*Exercise details*
This task calls for copying every line in the data below that contains the word "caption".

*Record excerpts*
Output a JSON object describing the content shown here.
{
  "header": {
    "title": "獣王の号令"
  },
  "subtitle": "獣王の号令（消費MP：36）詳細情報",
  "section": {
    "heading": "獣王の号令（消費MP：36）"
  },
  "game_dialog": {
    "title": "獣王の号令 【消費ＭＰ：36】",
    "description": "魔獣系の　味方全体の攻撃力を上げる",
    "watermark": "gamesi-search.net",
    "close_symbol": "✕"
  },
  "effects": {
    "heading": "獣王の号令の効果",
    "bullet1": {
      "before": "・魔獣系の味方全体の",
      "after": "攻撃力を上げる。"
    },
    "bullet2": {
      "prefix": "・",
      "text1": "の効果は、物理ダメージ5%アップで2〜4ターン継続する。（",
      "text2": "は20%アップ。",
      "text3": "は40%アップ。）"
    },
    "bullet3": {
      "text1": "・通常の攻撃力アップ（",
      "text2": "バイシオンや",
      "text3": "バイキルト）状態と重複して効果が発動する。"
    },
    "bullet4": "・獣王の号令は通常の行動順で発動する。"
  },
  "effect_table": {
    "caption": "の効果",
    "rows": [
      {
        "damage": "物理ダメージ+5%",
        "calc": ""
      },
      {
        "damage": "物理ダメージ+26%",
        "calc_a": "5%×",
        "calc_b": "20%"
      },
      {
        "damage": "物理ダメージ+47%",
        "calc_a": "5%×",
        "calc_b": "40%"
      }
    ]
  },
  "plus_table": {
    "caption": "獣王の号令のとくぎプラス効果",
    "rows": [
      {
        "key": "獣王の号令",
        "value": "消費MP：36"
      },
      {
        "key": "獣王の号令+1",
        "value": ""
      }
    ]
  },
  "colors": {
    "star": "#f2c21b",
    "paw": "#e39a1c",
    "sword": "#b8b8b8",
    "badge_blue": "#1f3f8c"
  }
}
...
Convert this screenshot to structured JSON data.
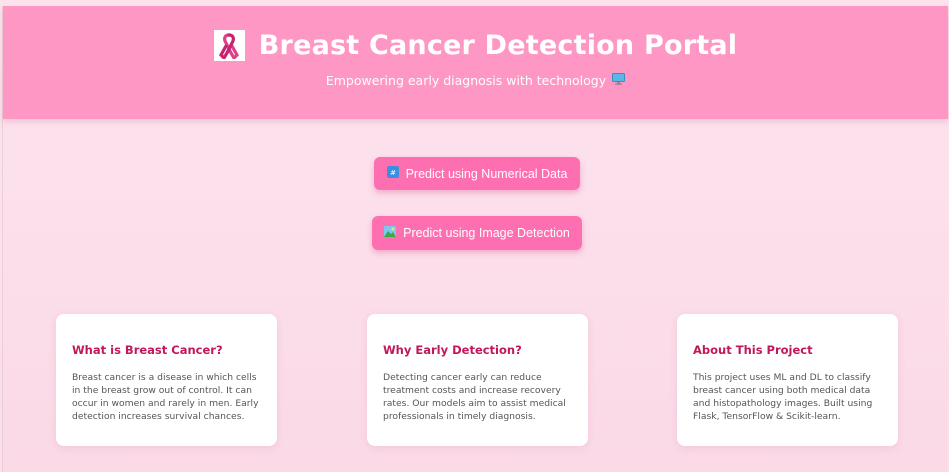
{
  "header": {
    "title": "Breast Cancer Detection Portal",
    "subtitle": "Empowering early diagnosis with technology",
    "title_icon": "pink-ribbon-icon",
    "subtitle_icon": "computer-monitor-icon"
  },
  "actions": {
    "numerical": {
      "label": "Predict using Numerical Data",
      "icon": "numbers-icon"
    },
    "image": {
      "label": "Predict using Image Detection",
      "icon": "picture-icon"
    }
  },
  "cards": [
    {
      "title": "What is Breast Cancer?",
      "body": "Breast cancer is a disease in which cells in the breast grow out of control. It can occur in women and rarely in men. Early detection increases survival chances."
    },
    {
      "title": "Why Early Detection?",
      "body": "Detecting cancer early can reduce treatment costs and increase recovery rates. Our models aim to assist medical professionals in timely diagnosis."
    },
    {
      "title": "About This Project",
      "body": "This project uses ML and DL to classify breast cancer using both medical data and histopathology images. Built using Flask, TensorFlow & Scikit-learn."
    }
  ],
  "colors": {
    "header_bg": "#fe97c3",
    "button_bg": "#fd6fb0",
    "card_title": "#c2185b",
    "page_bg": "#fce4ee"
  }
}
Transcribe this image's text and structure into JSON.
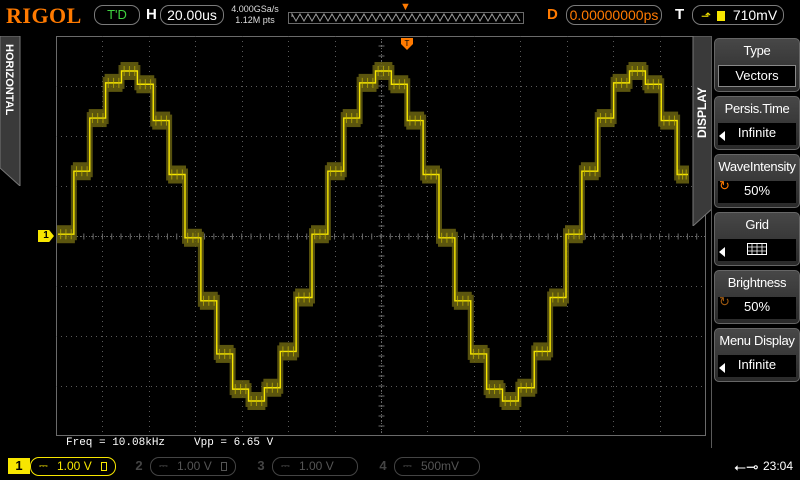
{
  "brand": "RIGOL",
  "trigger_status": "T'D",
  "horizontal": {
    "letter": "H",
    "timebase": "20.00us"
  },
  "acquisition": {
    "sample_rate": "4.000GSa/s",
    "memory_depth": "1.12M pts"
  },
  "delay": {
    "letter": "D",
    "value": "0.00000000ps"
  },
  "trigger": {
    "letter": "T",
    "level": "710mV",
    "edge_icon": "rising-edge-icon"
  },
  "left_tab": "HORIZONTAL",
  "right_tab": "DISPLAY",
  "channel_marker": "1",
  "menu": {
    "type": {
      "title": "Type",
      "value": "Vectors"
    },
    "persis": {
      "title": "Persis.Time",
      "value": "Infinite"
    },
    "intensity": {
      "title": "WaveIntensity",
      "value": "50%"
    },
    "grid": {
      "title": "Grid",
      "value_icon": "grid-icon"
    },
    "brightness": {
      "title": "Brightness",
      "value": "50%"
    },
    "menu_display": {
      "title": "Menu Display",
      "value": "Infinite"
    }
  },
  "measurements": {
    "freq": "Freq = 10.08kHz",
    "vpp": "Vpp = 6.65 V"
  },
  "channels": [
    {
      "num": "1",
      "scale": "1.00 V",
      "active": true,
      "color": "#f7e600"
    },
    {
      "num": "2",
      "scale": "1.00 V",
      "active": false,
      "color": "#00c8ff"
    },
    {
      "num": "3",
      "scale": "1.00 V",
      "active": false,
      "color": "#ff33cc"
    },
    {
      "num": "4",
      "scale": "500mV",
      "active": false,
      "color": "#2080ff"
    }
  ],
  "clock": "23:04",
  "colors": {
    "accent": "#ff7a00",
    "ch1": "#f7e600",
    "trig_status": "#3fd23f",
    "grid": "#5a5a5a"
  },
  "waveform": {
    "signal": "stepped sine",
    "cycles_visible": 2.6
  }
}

*Answer to the exercise*
    "caption": "の効果",
    "caption": "獣王の号令のとくぎプラス効果",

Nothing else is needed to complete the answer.